Report the count, and only the count, of lines in the records that include the word "heading".

※ ※ ※

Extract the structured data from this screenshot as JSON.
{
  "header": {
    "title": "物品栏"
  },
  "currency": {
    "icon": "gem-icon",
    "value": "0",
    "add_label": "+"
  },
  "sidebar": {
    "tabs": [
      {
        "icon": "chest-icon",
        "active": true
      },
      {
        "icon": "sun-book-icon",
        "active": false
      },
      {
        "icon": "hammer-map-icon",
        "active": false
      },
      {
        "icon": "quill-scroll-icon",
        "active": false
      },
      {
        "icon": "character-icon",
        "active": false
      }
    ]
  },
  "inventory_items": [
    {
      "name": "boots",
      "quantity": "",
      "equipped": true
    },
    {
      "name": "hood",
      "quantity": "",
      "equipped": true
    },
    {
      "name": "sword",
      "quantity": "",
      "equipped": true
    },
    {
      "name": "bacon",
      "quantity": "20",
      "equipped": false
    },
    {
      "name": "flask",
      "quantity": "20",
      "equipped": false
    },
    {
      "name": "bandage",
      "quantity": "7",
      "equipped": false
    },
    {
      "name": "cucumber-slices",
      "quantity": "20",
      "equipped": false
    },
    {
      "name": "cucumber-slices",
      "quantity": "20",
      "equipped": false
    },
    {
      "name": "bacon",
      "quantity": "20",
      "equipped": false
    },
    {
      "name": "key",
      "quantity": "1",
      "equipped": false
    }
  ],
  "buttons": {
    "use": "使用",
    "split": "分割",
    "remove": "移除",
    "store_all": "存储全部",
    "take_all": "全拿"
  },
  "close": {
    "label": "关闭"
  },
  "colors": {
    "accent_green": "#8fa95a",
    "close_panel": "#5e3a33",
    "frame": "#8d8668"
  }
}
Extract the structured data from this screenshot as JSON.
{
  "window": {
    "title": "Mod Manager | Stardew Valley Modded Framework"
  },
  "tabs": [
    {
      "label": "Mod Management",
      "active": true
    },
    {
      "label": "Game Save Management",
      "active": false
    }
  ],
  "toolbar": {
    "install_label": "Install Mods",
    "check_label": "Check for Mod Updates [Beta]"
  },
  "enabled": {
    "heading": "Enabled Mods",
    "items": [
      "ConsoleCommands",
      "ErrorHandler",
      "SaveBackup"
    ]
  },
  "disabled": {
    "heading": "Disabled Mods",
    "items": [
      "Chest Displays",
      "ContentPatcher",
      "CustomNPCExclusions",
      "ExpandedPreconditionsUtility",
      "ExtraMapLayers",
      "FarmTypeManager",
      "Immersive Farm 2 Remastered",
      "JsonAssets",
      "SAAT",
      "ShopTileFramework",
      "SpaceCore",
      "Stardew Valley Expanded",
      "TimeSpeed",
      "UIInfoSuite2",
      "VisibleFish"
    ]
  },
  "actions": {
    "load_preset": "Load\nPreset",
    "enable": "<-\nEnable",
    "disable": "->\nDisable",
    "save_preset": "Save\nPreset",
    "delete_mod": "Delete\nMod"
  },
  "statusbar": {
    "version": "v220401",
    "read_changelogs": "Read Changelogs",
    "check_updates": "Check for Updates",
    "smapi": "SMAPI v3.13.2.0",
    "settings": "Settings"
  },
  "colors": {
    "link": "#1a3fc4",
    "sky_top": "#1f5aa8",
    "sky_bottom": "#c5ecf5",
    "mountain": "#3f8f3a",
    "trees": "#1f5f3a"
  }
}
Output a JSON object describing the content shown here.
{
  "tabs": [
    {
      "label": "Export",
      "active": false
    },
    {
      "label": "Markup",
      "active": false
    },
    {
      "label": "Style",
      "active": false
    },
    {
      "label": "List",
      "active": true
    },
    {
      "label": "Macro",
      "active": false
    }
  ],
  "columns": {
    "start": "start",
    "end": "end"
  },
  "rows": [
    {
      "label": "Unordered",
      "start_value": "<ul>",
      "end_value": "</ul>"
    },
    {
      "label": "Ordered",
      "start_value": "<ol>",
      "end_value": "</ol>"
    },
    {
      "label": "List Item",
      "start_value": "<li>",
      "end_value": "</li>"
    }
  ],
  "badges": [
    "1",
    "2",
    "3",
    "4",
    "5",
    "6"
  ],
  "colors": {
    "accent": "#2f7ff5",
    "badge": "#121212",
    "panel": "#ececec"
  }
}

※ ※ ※

_SOLUTION TO THE EXERCISE_. 2